▶ _TASK DETAILS_
Go through the records below and report each line with "header" in it.

▶ _RECORDS PROVIDED_
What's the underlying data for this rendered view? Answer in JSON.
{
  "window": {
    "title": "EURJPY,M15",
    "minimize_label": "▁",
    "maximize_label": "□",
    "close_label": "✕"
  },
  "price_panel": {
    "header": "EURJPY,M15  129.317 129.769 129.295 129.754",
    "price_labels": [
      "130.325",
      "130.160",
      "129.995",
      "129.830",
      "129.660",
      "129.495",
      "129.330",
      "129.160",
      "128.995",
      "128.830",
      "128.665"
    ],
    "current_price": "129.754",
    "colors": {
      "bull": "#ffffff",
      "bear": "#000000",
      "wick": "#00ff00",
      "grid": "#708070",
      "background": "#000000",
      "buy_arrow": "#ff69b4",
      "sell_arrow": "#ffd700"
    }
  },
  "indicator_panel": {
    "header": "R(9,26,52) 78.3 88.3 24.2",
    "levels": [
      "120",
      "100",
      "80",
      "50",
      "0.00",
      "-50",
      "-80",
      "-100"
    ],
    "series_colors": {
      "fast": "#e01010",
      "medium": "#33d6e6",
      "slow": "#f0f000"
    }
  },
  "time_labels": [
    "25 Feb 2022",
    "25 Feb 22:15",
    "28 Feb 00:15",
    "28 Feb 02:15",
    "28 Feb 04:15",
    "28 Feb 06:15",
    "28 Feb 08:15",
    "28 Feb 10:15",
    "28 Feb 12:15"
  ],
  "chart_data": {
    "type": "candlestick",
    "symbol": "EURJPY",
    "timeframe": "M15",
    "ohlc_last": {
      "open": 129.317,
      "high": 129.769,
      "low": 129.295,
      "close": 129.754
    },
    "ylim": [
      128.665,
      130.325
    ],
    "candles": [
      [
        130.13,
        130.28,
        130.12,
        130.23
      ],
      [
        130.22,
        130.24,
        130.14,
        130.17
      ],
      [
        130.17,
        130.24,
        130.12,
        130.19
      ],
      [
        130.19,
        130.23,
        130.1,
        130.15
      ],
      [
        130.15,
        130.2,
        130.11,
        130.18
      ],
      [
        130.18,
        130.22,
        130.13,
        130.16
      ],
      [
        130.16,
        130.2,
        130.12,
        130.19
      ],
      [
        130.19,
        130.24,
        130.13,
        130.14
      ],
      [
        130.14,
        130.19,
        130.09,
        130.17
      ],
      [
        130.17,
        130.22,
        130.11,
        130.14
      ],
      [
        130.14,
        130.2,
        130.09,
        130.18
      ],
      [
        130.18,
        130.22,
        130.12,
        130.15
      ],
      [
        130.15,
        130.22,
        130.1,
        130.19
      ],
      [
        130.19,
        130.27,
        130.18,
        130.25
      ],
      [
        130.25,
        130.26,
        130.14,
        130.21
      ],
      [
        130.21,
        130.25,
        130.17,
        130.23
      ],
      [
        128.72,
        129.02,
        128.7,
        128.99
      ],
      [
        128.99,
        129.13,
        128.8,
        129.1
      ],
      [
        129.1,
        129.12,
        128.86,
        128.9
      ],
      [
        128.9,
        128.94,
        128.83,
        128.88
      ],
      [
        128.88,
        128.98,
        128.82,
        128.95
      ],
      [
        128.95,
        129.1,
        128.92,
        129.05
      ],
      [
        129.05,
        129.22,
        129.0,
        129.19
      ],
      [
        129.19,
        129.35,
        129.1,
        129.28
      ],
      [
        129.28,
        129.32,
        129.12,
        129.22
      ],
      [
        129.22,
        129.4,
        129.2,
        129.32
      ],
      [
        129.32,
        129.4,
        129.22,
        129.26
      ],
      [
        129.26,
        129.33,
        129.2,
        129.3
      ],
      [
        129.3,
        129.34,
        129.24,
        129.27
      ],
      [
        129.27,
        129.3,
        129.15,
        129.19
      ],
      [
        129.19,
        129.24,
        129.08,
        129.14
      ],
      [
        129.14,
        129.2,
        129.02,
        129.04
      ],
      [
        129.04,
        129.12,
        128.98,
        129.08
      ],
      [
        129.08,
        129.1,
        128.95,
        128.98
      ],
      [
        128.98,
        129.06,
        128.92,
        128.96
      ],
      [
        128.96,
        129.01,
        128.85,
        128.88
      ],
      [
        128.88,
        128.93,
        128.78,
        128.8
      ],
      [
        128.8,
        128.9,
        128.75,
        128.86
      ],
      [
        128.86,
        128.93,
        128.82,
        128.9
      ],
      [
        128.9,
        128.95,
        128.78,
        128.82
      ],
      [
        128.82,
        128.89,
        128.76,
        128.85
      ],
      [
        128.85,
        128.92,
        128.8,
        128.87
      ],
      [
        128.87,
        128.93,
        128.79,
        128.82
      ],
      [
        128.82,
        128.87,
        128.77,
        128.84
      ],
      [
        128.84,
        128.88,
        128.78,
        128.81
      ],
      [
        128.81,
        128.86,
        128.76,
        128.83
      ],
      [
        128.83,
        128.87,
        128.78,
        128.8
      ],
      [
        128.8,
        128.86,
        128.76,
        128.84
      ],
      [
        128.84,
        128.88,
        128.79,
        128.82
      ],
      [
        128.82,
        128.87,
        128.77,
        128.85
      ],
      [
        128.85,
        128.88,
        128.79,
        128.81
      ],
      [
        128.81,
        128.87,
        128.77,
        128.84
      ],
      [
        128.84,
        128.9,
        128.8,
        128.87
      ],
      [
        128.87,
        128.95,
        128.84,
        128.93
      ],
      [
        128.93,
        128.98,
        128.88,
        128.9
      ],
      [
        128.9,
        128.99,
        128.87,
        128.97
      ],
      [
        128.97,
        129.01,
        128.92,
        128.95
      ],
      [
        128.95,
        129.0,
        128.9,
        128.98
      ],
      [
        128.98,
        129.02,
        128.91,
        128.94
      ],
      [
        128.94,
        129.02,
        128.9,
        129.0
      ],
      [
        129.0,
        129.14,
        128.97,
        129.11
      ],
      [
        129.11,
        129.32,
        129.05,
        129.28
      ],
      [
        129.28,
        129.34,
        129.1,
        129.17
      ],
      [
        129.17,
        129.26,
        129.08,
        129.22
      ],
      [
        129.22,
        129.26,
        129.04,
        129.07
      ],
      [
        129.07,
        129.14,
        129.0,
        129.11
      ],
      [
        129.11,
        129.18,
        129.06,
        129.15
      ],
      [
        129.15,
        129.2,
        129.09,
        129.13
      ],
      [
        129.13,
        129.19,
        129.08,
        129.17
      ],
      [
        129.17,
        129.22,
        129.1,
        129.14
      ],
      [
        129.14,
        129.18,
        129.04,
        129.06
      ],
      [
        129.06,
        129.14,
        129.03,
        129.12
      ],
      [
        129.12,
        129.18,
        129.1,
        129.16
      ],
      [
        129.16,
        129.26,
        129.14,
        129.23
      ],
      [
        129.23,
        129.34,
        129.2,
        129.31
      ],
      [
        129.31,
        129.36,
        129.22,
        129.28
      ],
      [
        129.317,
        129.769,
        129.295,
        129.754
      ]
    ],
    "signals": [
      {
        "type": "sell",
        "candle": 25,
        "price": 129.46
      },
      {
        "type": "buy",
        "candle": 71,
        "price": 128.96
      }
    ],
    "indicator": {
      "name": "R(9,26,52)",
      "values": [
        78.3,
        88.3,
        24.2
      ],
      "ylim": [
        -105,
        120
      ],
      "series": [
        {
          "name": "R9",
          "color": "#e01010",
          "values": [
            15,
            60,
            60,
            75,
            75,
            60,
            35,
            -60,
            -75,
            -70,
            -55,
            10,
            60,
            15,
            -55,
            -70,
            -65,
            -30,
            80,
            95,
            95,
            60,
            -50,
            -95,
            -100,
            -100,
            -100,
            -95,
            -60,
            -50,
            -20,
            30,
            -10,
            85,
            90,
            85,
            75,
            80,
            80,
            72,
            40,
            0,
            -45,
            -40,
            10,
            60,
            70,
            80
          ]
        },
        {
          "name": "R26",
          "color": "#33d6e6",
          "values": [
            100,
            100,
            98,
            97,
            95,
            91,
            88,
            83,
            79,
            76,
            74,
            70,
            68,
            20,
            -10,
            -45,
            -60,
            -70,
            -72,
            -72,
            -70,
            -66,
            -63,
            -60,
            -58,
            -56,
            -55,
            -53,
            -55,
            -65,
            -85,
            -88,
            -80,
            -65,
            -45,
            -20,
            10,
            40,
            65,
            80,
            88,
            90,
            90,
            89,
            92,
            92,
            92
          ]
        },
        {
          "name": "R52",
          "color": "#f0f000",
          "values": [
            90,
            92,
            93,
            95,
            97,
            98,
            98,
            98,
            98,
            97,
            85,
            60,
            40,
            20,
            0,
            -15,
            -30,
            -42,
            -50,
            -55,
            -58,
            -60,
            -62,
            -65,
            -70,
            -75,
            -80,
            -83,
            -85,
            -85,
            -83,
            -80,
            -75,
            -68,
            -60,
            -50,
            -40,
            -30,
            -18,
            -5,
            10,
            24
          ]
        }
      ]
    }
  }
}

▶ _ANSWER SECTION_
    "header": "EURJPY,M15  129.317 129.769 129.295 129.754",
    "header": "R(9,26,52) 78.3 88.3 24.2",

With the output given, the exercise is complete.